Why is Plantar Fasciitis More Common in Summer?
The sky is sunny, flowers are blooming, and the birds are chirping. But with the warmer weather, are you more at risk for plantar fasciitis? Today Dr. Ross Cohen of The Foot & Ankle Center of Maryland discusses why this condition is more prevalent in warmer weather.
When you engage in more outdoor activities, your footwear typically changes with the weather. You find pretty sandals at your local shoe store, wear them for a day, and everything is fine. But suddenly you feel a noticeable ache at the bottom of your foot, and you are not sure what is causing the foot pain.
What is plantar fasciitis?
In simple terms, plantar fasciitis is the inflammation of the fascia. It causes a burning pain that usually worsens when you stand up after resting for an extended period. Some patients describe the pain as dull, while others feel a burning or sharp pain. And although symptoms differ from one patient to another, the common causes are the same.
Why is Plantar Fasciitis more common in the summer?
Shoes with improper support: For many of us, as soon as the winter clouds have cleared and the sun is high in the sky, we kick off our winter footwear that provides support and start wearing flimsy flip-flops that’s don’t. We are quick to trade our comfortable shoes that have arch support for summer footwear with little-to-no support. This is the point where you unknowingly invite plantar fasciitis into your life.
Increased activity: Most of us want to be outdoors on a beautiful day. People tend to be more active in spring and summer and that means more walking. Also, you intensify your activity by beginning a new running routine or starting a fitness class. And your new activities require more walking or standing, which places repeated stress on their heels. Any repetitive motion can tear or damage the plantar fascia, resulting in pain and inflammation.
How To Prevent Plantar Fasciitis In The Spring And Summer
One of the best ways to prevent this condition is by wearing shoes that provide arch support, custom orthotics, or over-the-counter arch supports to alleviate some of the pain.
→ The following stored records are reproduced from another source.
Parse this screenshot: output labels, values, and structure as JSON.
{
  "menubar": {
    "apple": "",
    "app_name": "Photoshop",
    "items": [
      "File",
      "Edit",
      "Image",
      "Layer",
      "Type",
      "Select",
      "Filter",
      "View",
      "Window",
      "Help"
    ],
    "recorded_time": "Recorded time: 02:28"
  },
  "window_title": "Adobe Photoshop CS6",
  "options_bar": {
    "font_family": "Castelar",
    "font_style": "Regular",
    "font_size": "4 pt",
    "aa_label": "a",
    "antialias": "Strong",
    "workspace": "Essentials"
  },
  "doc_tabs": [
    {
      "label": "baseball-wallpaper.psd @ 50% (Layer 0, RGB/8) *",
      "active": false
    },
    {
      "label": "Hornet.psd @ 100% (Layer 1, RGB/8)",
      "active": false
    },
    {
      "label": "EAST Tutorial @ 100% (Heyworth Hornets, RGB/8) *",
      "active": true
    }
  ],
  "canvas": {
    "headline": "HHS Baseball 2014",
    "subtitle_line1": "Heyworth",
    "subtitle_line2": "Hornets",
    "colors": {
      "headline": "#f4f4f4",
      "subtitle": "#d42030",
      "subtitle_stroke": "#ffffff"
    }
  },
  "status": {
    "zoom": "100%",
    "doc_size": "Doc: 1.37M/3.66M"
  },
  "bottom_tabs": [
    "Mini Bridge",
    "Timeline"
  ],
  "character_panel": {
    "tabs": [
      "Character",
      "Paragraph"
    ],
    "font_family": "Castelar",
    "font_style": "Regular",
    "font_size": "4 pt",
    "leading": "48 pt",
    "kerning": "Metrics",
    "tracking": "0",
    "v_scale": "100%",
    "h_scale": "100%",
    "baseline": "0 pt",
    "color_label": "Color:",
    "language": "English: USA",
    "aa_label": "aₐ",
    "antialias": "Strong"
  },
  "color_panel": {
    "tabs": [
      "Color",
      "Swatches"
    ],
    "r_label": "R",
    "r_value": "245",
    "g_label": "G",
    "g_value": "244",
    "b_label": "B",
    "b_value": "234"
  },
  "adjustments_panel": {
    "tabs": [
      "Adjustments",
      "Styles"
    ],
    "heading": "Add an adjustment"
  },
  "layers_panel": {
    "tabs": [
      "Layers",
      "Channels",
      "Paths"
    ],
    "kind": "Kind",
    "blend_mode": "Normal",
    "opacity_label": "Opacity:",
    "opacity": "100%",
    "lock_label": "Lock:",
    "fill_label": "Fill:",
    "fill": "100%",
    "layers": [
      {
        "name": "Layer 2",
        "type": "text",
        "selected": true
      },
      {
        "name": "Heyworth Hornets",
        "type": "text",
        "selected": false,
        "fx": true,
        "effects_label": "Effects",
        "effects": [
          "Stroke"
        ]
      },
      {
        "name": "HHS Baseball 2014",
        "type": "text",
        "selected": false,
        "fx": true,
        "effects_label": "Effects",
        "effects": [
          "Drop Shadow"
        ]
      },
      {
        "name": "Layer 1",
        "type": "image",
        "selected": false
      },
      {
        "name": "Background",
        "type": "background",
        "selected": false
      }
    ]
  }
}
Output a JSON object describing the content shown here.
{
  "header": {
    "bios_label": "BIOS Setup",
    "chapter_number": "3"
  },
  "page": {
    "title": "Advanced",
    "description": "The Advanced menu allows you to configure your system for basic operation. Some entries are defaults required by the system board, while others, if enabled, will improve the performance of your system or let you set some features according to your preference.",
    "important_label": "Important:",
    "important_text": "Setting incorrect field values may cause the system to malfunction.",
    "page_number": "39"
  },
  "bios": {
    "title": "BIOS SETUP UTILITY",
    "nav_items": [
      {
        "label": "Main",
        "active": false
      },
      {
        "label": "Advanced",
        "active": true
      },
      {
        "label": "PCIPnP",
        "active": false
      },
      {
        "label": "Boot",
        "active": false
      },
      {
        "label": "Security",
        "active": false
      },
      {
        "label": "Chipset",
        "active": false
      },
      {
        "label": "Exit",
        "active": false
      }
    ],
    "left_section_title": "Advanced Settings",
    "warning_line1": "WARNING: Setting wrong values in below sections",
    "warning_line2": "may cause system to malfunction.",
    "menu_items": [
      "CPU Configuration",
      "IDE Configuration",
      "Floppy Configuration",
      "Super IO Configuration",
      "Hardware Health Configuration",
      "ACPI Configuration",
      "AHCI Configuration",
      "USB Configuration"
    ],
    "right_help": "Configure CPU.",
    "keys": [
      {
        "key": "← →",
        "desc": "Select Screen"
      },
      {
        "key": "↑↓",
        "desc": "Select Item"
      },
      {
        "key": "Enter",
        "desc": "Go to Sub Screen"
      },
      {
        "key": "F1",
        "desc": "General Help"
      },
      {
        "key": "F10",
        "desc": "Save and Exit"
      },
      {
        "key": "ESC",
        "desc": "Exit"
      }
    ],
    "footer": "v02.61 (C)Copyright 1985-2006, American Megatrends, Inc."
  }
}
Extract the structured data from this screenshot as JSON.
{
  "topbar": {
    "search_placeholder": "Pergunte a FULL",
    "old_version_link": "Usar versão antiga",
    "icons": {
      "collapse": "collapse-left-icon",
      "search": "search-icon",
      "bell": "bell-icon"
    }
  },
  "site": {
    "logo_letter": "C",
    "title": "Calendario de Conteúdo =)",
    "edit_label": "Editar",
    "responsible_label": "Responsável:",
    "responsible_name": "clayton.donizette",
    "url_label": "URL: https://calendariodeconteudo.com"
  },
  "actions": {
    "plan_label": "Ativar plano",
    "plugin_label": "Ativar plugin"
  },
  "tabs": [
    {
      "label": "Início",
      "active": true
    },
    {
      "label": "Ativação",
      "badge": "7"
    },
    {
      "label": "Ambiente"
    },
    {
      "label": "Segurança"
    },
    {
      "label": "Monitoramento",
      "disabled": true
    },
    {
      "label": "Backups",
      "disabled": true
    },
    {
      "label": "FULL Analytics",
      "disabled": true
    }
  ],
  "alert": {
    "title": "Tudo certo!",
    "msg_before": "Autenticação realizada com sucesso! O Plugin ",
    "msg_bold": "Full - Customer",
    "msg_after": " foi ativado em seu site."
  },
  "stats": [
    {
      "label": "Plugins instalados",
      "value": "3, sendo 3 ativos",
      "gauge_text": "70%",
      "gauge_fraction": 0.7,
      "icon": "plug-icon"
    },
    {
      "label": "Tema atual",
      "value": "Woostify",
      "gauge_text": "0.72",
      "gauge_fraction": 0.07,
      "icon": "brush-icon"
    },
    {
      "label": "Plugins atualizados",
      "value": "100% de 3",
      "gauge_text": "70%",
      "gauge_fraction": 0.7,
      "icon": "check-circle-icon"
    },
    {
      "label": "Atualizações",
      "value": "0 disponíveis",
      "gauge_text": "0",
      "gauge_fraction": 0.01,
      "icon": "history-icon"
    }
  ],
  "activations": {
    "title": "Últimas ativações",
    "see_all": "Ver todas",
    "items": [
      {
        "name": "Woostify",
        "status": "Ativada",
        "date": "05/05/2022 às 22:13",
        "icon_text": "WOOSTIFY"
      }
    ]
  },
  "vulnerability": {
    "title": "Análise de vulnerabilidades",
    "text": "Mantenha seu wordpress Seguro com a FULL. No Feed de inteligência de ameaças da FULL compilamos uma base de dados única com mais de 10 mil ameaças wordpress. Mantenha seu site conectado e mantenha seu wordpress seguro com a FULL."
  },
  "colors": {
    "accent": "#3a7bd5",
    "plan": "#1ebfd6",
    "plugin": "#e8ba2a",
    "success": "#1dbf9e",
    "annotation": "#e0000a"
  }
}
In addition to lessening tension on your plantar fascia, they also distribute pressure, and prevent more damage. Also, avoid old or worn shoes that no longer cushion your heel and don’t walk barefoot on hard surfaces!
For more details regarding plantar fasciitis and how you can avoid it this summer, contact the office of Dr. Ross Cohen of The Foot & Ankle Center of Maryland today to schedule a consultation. You can call the office at (410) 761-3501 or request an appointment online.